━━━━━ Data provided

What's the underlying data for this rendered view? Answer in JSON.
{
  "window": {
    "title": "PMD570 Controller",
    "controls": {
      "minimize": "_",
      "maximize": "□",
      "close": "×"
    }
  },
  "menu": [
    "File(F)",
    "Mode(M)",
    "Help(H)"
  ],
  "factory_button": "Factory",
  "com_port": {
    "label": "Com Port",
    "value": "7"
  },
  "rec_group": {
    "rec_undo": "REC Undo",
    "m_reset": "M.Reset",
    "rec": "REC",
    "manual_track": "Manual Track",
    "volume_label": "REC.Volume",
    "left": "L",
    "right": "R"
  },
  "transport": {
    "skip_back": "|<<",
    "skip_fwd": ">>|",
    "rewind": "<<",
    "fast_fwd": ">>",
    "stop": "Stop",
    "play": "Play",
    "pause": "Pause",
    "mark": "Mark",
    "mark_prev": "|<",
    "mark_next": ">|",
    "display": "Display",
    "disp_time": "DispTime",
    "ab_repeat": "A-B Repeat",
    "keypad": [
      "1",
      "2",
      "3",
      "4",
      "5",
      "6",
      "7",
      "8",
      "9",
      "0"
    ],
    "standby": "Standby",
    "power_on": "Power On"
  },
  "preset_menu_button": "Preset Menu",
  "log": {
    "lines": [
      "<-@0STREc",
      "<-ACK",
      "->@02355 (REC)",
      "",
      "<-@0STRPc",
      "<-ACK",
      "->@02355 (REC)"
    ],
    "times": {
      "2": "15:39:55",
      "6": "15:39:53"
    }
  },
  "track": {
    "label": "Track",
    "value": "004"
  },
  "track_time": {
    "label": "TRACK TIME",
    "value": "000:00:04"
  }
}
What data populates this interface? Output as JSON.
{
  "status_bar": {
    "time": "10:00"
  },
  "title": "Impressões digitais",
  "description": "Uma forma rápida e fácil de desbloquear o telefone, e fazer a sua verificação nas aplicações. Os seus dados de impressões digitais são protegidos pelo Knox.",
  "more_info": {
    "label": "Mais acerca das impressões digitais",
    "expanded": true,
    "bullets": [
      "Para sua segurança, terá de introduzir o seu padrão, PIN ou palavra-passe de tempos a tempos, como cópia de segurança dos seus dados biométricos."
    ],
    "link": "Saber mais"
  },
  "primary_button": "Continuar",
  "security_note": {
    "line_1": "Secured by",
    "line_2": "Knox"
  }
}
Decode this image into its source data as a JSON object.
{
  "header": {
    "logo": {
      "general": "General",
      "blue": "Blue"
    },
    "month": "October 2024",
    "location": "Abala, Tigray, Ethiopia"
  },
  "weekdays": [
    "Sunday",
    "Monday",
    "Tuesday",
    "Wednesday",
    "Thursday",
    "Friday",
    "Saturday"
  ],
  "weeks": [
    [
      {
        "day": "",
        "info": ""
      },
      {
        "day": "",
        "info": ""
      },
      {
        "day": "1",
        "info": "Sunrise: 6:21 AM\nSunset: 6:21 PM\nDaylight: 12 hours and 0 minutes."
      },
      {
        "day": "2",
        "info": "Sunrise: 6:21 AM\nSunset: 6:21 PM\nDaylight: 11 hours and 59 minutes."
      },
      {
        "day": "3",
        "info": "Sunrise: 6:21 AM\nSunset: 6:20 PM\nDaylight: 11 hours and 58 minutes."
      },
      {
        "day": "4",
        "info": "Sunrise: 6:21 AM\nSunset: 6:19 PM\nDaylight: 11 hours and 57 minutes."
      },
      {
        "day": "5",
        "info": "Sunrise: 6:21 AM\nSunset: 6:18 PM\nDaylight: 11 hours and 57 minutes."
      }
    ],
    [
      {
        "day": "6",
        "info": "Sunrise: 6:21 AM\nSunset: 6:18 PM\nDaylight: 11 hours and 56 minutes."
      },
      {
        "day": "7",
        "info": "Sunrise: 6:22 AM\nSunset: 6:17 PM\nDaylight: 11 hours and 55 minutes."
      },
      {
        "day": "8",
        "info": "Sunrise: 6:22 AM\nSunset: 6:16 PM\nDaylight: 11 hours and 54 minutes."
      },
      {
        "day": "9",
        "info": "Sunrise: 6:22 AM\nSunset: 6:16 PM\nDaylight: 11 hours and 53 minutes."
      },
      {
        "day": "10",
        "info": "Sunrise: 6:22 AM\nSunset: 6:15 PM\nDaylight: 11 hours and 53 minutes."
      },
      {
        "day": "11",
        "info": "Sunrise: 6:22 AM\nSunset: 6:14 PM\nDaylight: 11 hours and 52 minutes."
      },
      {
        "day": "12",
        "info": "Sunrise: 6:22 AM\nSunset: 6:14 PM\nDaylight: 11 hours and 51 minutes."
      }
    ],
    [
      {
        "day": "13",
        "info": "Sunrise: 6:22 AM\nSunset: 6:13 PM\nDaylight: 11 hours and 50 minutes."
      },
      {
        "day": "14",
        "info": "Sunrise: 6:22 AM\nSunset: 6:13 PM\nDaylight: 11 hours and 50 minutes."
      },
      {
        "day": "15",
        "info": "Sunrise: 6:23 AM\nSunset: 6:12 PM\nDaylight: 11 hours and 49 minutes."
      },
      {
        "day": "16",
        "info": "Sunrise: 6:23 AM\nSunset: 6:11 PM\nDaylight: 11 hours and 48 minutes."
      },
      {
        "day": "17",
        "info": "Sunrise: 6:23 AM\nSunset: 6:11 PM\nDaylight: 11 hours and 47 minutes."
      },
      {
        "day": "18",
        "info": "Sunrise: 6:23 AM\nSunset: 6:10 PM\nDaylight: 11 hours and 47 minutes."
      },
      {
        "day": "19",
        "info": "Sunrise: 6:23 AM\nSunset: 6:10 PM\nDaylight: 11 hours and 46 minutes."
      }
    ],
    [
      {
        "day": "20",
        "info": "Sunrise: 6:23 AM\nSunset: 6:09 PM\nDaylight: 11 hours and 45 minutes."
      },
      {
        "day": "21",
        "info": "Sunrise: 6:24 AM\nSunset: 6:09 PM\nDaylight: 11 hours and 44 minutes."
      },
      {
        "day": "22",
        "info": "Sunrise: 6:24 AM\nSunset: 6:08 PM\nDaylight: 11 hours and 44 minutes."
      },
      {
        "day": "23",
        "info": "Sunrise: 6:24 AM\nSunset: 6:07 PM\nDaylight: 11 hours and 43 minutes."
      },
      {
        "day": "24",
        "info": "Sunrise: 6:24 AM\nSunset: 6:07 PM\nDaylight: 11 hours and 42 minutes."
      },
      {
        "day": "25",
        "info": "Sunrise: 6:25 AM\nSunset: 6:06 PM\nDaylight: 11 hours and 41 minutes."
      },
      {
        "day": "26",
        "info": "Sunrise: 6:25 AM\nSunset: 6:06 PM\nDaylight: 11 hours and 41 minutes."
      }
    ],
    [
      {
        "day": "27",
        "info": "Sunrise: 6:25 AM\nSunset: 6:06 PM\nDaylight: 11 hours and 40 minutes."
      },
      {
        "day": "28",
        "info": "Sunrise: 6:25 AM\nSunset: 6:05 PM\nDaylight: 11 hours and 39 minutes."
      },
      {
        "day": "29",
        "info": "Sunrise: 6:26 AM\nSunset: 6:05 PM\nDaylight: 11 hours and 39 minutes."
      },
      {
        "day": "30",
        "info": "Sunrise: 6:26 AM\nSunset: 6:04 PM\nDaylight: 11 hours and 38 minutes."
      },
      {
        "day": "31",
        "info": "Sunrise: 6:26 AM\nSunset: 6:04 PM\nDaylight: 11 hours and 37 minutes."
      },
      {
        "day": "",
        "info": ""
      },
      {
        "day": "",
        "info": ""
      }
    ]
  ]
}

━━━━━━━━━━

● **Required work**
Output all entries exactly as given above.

● **Solution to this task**
What's the underlying data for this rendered view? Answer in JSON.
{
  "window": {
    "title": "PMD570 Controller",
    "controls": {
      "minimize": "_",
      "maximize": "□",
      "close": "×"
    }
  },
  "menu": [
    "File(F)",
    "Mode(M)",
    "Help(H)"
  ],
  "factory_button": "Factory",
  "com_port": {
    "label": "Com Port",
    "value": "7"
  },
  "rec_group": {
    "rec_undo": "REC Undo",
    "m_reset": "M.Reset",
    "rec": "REC",
    "manual_track": "Manual Track",
    "volume_label": "REC.Volume",
    "left": "L",
    "right": "R"
  },
  "transport": {
    "skip_back": "|<<",
    "skip_fwd": ">>|",
    "rewind": "<<",
    "fast_fwd": ">>",
    "stop": "Stop",
    "play": "Play",
    "pause": "Pause",
    "mark": "Mark",
    "mark_prev": "|<",
    "mark_next": ">|",
    "display": "Display",
    "disp_time": "DispTime",
    "ab_repeat": "A-B Repeat",
    "keypad": [
      "1",
      "2",
      "3",
      "4",
      "5",
      "6",
      "7",
      "8",
      "9",
      "0"
    ],
    "standby": "Standby",
    "power_on": "Power On"
  },
  "preset_menu_button": "Preset Menu",
  "log": {
    "lines": [
      "<-@0STREc",
      "<-ACK",
      "->@02355 (REC)",
      "",
      "<-@0STRPc",
      "<-ACK",
      "->@02355 (REC)"
    ],
    "times": {
      "2": "15:39:55",
      "6": "15:39:53"
    }
  },
  "track": {
    "label": "Track",
    "value": "004"
  },
  "track_time": {
    "label": "TRACK TIME",
    "value": "000:00:04"
  }
}
What data populates this interface? Output as JSON.
{
  "status_bar": {
    "time": "10:00"
  },
  "title": "Impressões digitais",
  "description": "Uma forma rápida e fácil de desbloquear o telefone, e fazer a sua verificação nas aplicações. Os seus dados de impressões digitais são protegidos pelo Knox.",
  "more_info": {
    "label": "Mais acerca das impressões digitais",
    "expanded": true,
    "bullets": [
      "Para sua segurança, terá de introduzir o seu padrão, PIN ou palavra-passe de tempos a tempos, como cópia de segurança dos seus dados biométricos."
    ],
    "link": "Saber mais"
  },
  "primary_button": "Continuar",
  "security_note": {
    "line_1": "Secured by",
    "line_2": "Knox"
  }
}
Decode this image into its source data as a JSON object.
{
  "header": {
    "logo": {
      "general": "General",
      "blue": "Blue"
    },
    "month": "October 2024",
    "location": "Abala, Tigray, Ethiopia"
  },
  "weekdays": [
    "Sunday",
    "Monday",
    "Tuesday",
    "Wednesday",
    "Thursday",
    "Friday",
    "Saturday"
  ],
  "weeks": [
    [
      {
        "day": "",
        "info": ""
      },
      {
        "day": "",
        "info": ""
      },
      {
        "day": "1",
        "info": "Sunrise: 6:21 AM\nSunset: 6:21 PM\nDaylight: 12 hours and 0 minutes."
      },
      {
        "day": "2",
        "info": "Sunrise: 6:21 AM\nSunset: 6:21 PM\nDaylight: 11 hours and 59 minutes."
      },
      {
        "day": "3",
        "info": "Sunrise: 6:21 AM\nSunset: 6:20 PM\nDaylight: 11 hours and 58 minutes."
      },
      {
        "day": "4",
        "info": "Sunrise: 6:21 AM\nSunset: 6:19 PM\nDaylight: 11 hours and 57 minutes."
      },
      {
        "day": "5",
        "info": "Sunrise: 6:21 AM\nSunset: 6:18 PM\nDaylight: 11 hours and 57 minutes."
      }
    ],
    [
      {
        "day": "6",
        "info": "Sunrise: 6:21 AM\nSunset: 6:18 PM\nDaylight: 11 hours and 56 minutes."
      },
      {
        "day": "7",
        "info": "Sunrise: 6:22 AM\nSunset: 6:17 PM\nDaylight: 11 hours and 55 minutes."
      },
      {
        "day": "8",
        "info": "Sunrise: 6:22 AM\nSunset: 6:16 PM\nDaylight: 11 hours and 54 minutes."
      },
      {
        "day": "9",
        "info": "Sunrise: 6:22 AM\nSunset: 6:16 PM\nDaylight: 11 hours and 53 minutes."
      },
      {
        "day": "10",
        "info": "Sunrise: 6:22 AM\nSunset: 6:15 PM\nDaylight: 11 hours and 53 minutes."
      },
      {
        "day": "11",
        "info": "Sunrise: 6:22 AM\nSunset: 6:14 PM\nDaylight: 11 hours and 52 minutes."
      },
      {
        "day": "12",
        "info": "Sunrise: 6:22 AM\nSunset: 6:14 PM\nDaylight: 11 hours and 51 minutes."
      }
    ],
    [
      {
        "day": "13",
        "info": "Sunrise: 6:22 AM\nSunset: 6:13 PM\nDaylight: 11 hours and 50 minutes."
      },
      {
        "day": "14",
        "info": "Sunrise: 6:22 AM\nSunset: 6:13 PM\nDaylight: 11 hours and 50 minutes."
      },
      {
        "day": "15",
        "info": "Sunrise: 6:23 AM\nSunset: 6:12 PM\nDaylight: 11 hours and 49 minutes."
      },
      {
        "day": "16",
        "info": "Sunrise: 6:23 AM\nSunset: 6:11 PM\nDaylight: 11 hours and 48 minutes."
      },
      {
        "day": "17",
        "info": "Sunrise: 6:23 AM\nSunset: 6:11 PM\nDaylight: 11 hours and 47 minutes."
      },
      {
        "day": "18",
        "info": "Sunrise: 6:23 AM\nSunset: 6:10 PM\nDaylight: 11 hours and 47 minutes."
      },
      {
        "day": "19",
        "info": "Sunrise: 6:23 AM\nSunset: 6:10 PM\nDaylight: 11 hours and 46 minutes."
      }
    ],
    [
      {
        "day": "20",
        "info": "Sunrise: 6:23 AM\nSunset: 6:09 PM\nDaylight: 11 hours and 45 minutes."
      },
      {
        "day": "21",
        "info": "Sunrise: 6:24 AM\nSunset: 6:09 PM\nDaylight: 11 hours and 44 minutes."
      },
      {
        "day": "22",
        "info": "Sunrise: 6:24 AM\nSunset: 6:08 PM\nDaylight: 11 hours and 44 minutes."
      },
      {
        "day": "23",
        "info": "Sunrise: 6:24 AM\nSunset: 6:07 PM\nDaylight: 11 hours and 43 minutes."
      },
      {
        "day": "24",
        "info": "Sunrise: 6:24 AM\nSunset: 6:07 PM\nDaylight: 11 hours and 42 minutes."
      },
      {
        "day": "25",
        "info": "Sunrise: 6:25 AM\nSunset: 6:06 PM\nDaylight: 11 hours and 41 minutes."
      },
      {
        "day": "26",
        "info": "Sunrise: 6:25 AM\nSunset: 6:06 PM\nDaylight: 11 hours and 41 minutes."
      }
    ],
    [
      {
        "day": "27",
        "info": "Sunrise: 6:25 AM\nSunset: 6:06 PM\nDaylight: 11 hours and 40 minutes."
      },
      {
        "day": "28",
        "info": "Sunrise: 6:25 AM\nSunset: 6:05 PM\nDaylight: 11 hours and 39 minutes."
      },
      {
        "day": "29",
        "info": "Sunrise: 6:26 AM\nSunset: 6:05 PM\nDaylight: 11 hours and 39 minutes."
      },
      {
        "day": "30",
        "info": "Sunrise: 6:26 AM\nSunset: 6:04 PM\nDaylight: 11 hours and 38 minutes."
      },
      {
        "day": "31",
        "info": "Sunrise: 6:26 AM\nSunset: 6:04 PM\nDaylight: 11 hours and 37 minutes."
      },
      {
        "day": "",
        "info": ""
      },
      {
        "day": "",
        "info": ""
      }
    ]
  ]
}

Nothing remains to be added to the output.